Comparison in the Growth of Total Domestic Airline Operating Revenue & Total U.S. Hotel Revenue 2001-2018

Source: Bureau of Transportation Statistics & STR. Operating revenues refer to revenues from the performance of air transportation and related incidental services. Includes (1) transport revenue from the carriage of all classes of traffic in scheduled and nonscheduled services, and (2) non-transport revenues consisting of Federal subsidy (where applicable) and revenues for services related to air transportation.

According to STR’s 2019 Host Almanac, total U.S. hotel revenues topped an estimated $218 billion in 2018, an increase of $10 billion or 4.8% on the previous year. This was made up by $165 billion in room revenue, $24 billion food revenue, $8 billion beverage revenue, $7 billion in other F & B revenue, $8 billion other operated revenue and $$6 billion in miscellaneous income.

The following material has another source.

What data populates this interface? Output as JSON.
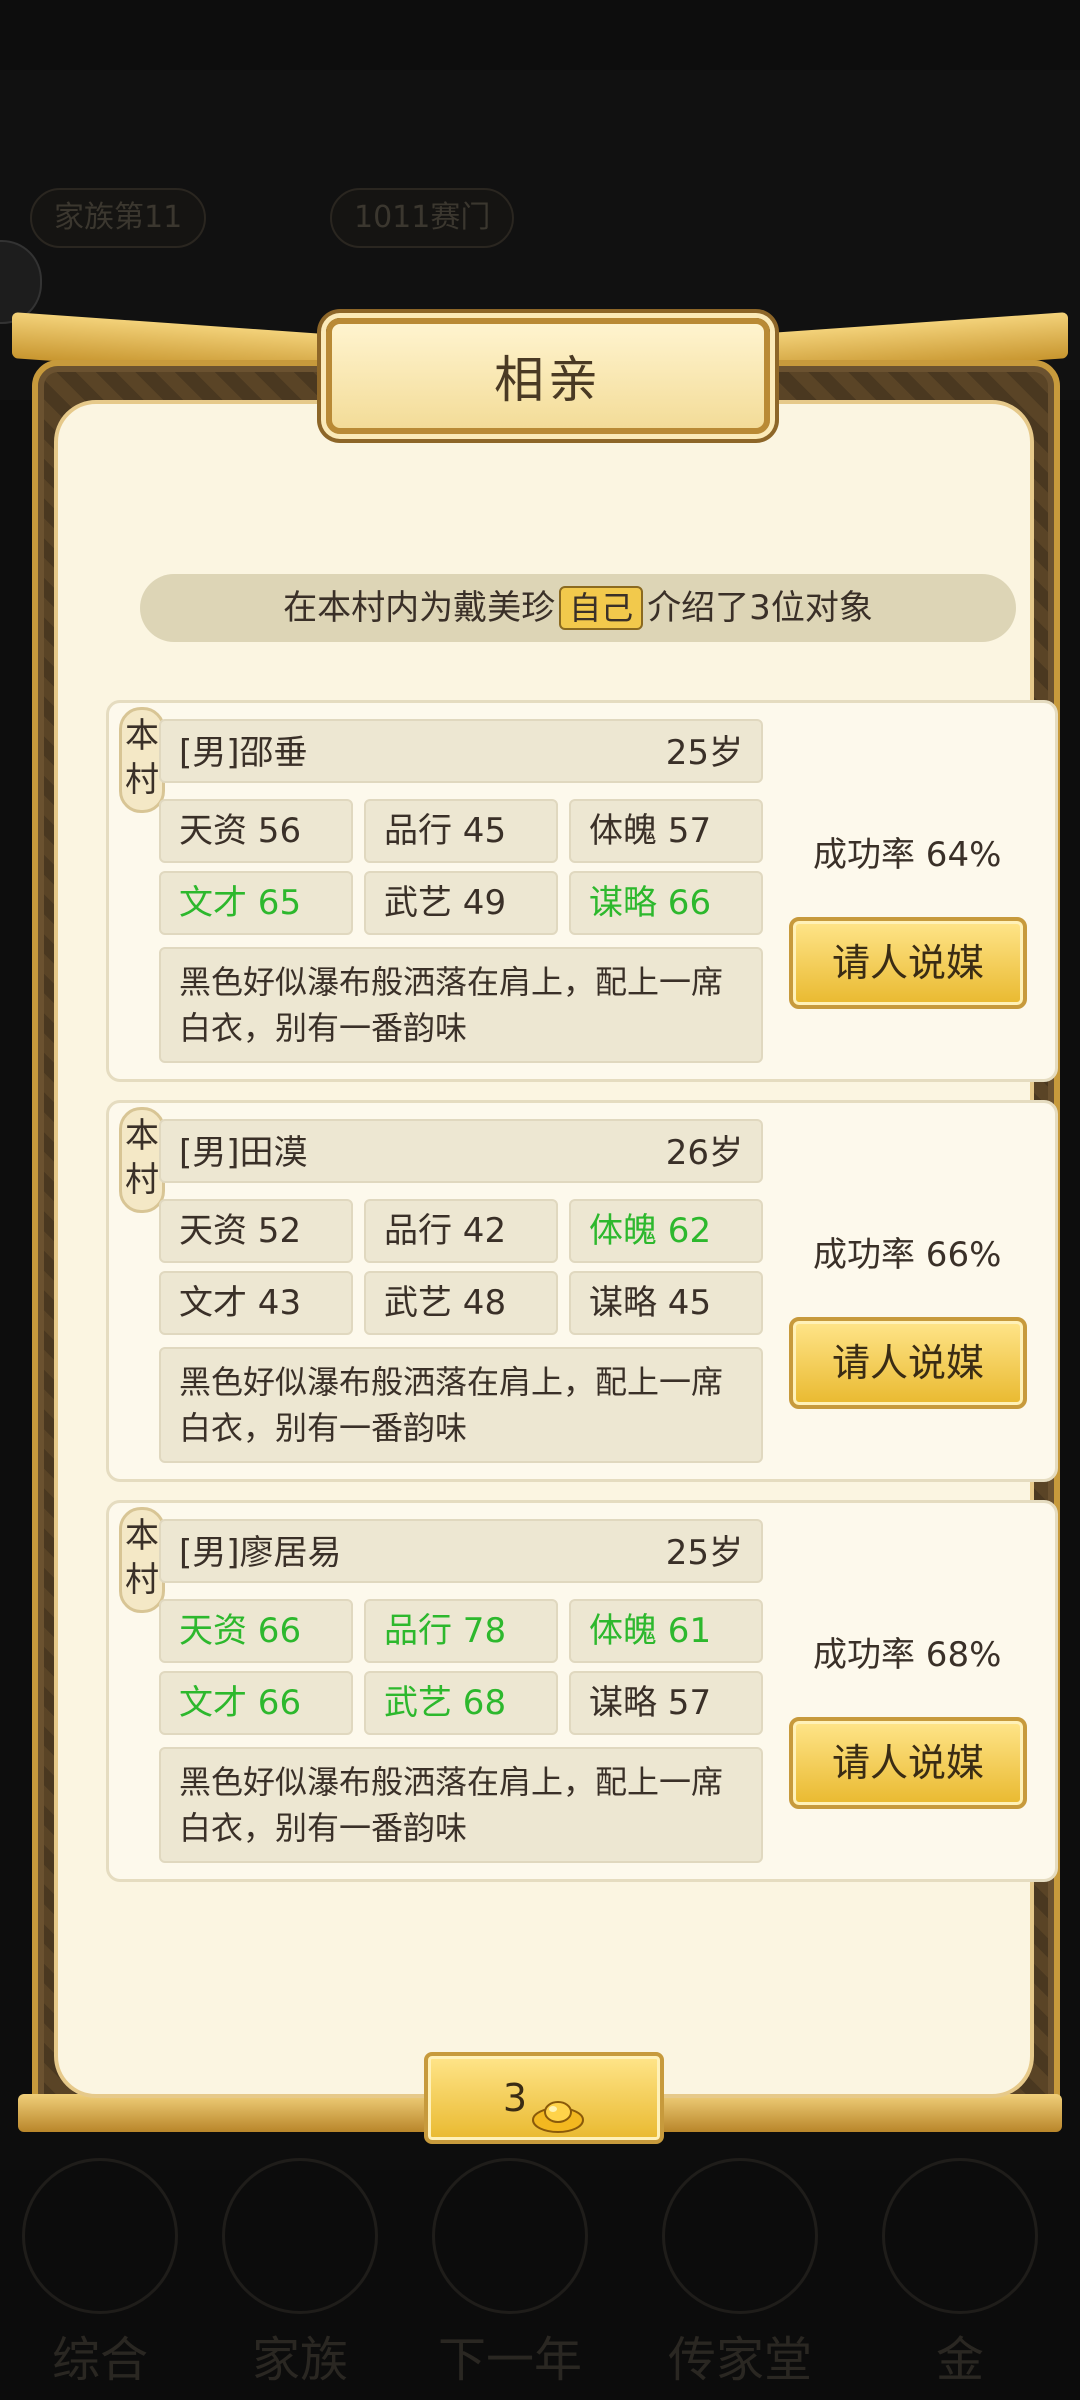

This compares with total operating revenue for all domestic airline carriers of $173.4 billion in 2018, up 6.7% on the previous year. For the past five years, domestic airline revenue has accounted for just over 70% of total U.S. airline revenue.